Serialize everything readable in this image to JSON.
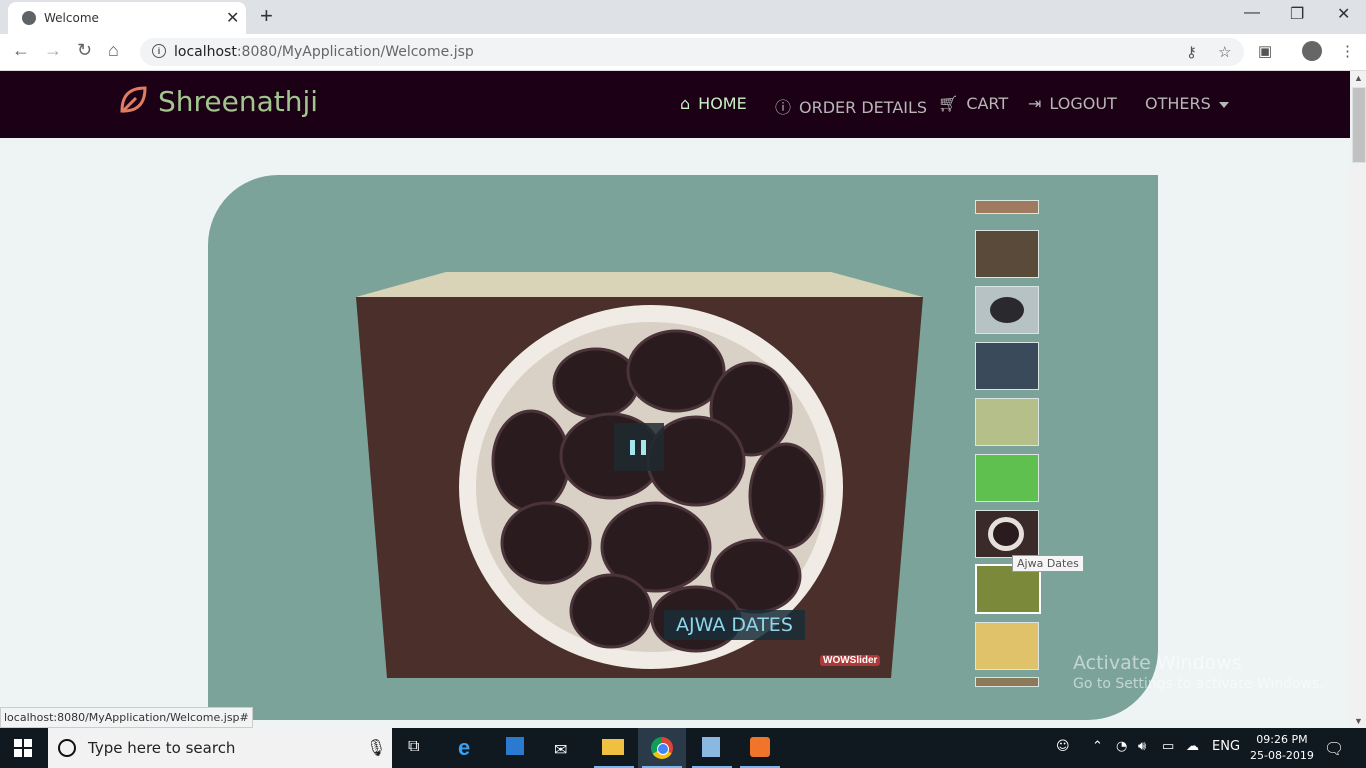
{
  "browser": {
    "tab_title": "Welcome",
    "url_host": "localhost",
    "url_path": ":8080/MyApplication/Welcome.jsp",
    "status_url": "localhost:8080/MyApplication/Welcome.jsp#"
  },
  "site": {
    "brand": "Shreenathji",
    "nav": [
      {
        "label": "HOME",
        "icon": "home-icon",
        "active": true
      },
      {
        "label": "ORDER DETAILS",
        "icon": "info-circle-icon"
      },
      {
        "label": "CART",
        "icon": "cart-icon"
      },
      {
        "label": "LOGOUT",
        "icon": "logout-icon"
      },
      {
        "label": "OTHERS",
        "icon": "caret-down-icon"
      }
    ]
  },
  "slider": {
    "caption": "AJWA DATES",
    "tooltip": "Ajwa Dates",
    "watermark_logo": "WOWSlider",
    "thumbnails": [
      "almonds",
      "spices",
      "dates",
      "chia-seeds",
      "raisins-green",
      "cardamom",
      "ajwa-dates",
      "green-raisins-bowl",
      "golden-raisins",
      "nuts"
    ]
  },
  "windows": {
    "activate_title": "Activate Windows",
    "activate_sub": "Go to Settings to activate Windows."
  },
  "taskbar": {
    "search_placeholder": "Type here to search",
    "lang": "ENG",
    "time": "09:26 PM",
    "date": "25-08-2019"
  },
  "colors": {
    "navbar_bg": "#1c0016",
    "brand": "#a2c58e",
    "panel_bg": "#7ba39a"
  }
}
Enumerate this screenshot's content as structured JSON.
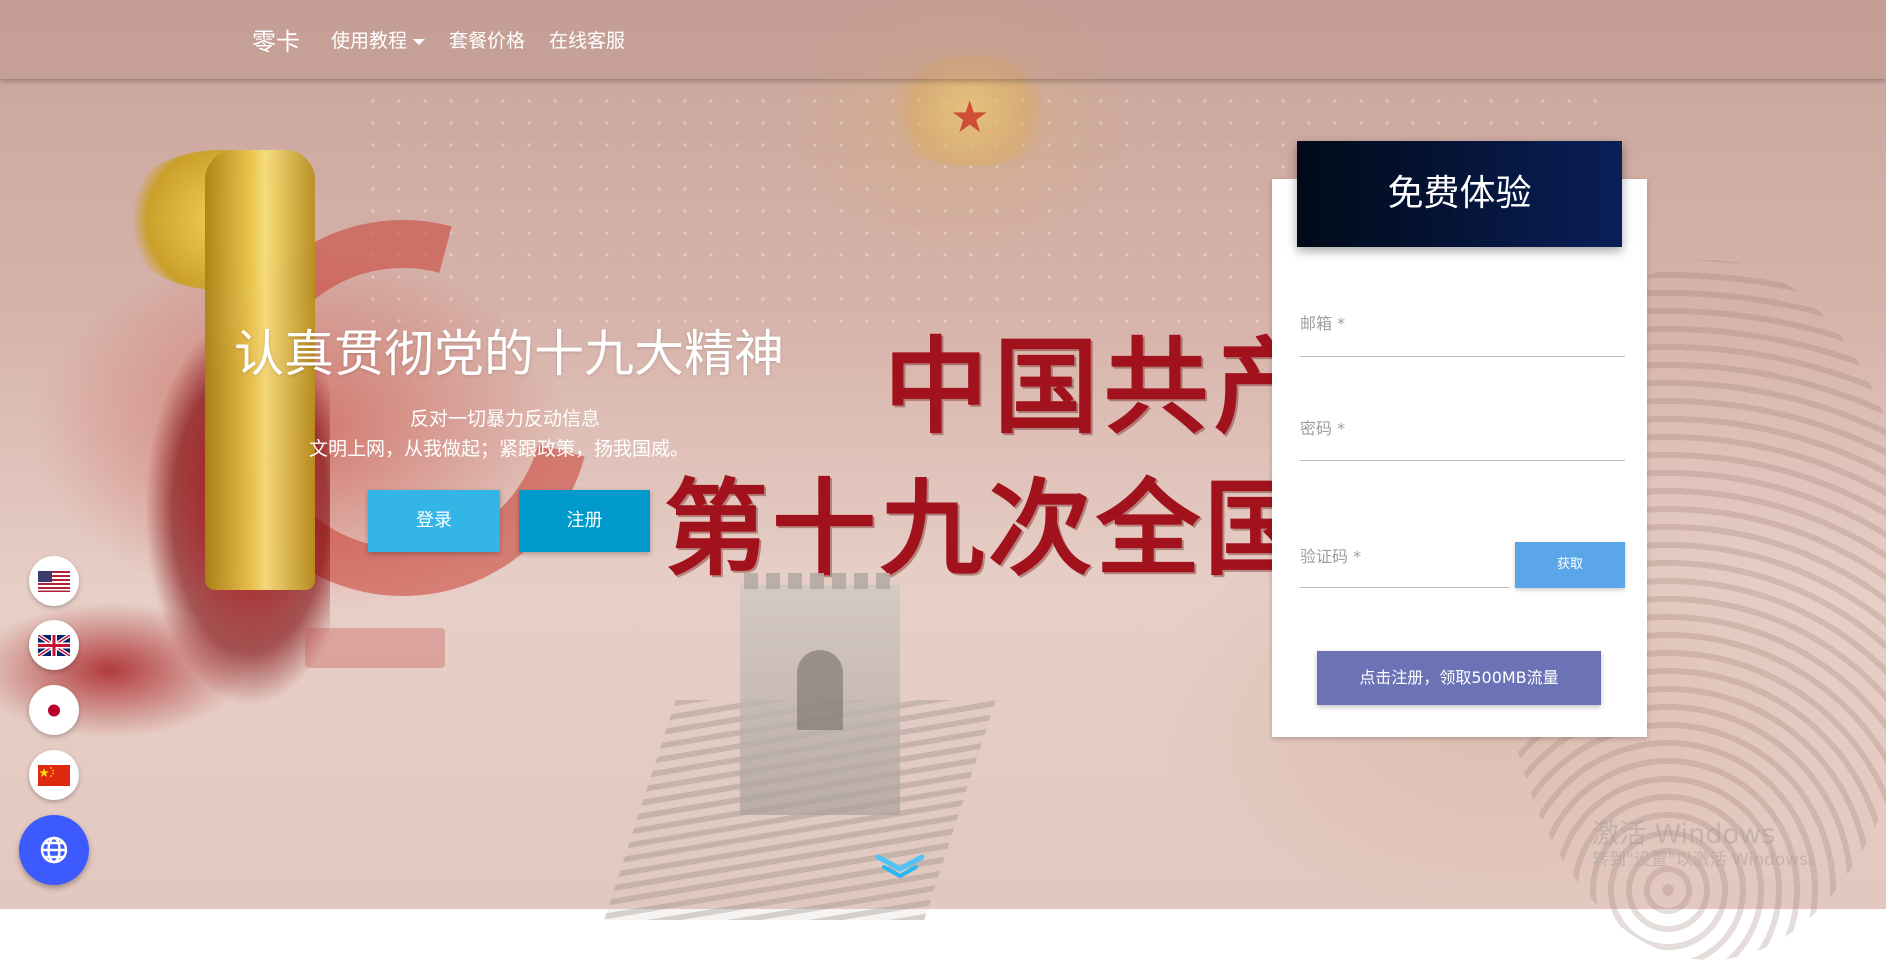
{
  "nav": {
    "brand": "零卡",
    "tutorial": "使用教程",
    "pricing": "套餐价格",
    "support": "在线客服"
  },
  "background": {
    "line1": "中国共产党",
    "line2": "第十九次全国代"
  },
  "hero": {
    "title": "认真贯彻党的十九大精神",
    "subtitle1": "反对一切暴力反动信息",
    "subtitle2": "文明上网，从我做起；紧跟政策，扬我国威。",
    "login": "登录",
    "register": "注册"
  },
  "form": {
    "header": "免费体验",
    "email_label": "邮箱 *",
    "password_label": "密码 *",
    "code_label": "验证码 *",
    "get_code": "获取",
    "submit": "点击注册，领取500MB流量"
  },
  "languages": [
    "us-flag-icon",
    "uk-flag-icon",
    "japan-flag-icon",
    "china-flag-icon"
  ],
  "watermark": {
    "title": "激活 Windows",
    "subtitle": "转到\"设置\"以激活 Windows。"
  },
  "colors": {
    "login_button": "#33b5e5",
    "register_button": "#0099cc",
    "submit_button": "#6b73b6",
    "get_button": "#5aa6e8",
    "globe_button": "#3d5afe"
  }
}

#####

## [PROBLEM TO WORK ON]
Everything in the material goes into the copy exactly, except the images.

## [EXERCISE OUTPUT]
Serialize everything readable in this image to JSON.
{
  "browser": {
    "tab_title": "Welcome",
    "url_host": "localhost",
    "url_path": ":8080/MyApplication/Welcome.jsp",
    "status_url": "localhost:8080/MyApplication/Welcome.jsp#"
  },
  "site": {
    "brand": "Shreenathji",
    "nav": [
      {
        "label": "HOME",
        "icon": "home-icon",
        "active": true
      },
      {
        "label": "ORDER DETAILS",
        "icon": "info-circle-icon"
      },
      {
        "label": "CART",
        "icon": "cart-icon"
      },
      {
        "label": "LOGOUT",
        "icon": "logout-icon"
      },
      {
        "label": "OTHERS",
        "icon": "caret-down-icon"
      }
    ]
  },
  "slider": {
    "caption": "AJWA DATES",
    "tooltip": "Ajwa Dates",
    "watermark_logo": "WOWSlider",
    "thumbnails": [
      "almonds",
      "spices",
      "dates",
      "chia-seeds",
      "raisins-green",
      "cardamom",
      "ajwa-dates",
      "green-raisins-bowl",
      "golden-raisins",
      "nuts"
    ]
  },
  "windows": {
    "activate_title": "Activate Windows",
    "activate_sub": "Go to Settings to activate Windows."
  },
  "taskbar": {
    "search_placeholder": "Type here to search",
    "lang": "ENG",
    "time": "09:26 PM",
    "date": "25-08-2019"
  },
  "colors": {
    "navbar_bg": "#1c0016",
    "brand": "#a2c58e",
    "panel_bg": "#7ba39a"
  }
}
Enumerate this screenshot's content as structured JSON.
{
  "nav": {
    "brand": "零卡",
    "tutorial": "使用教程",
    "pricing": "套餐价格",
    "support": "在线客服"
  },
  "background": {
    "line1": "中国共产党",
    "line2": "第十九次全国代"
  },
  "hero": {
    "title": "认真贯彻党的十九大精神",
    "subtitle1": "反对一切暴力反动信息",
    "subtitle2": "文明上网，从我做起；紧跟政策，扬我国威。",
    "login": "登录",
    "register": "注册"
  },
  "form": {
    "header": "免费体验",
    "email_label": "邮箱 *",
    "password_label": "密码 *",
    "code_label": "验证码 *",
    "get_code": "获取",
    "submit": "点击注册，领取500MB流量"
  },
  "languages": [
    "us-flag-icon",
    "uk-flag-icon",
    "japan-flag-icon",
    "china-flag-icon"
  ],
  "watermark": {
    "title": "激活 Windows",
    "subtitle": "转到\"设置\"以激活 Windows。"
  },
  "colors": {
    "login_button": "#33b5e5",
    "register_button": "#0099cc",
    "submit_button": "#6b73b6",
    "get_button": "#5aa6e8",
    "globe_button": "#3d5afe"
  }
}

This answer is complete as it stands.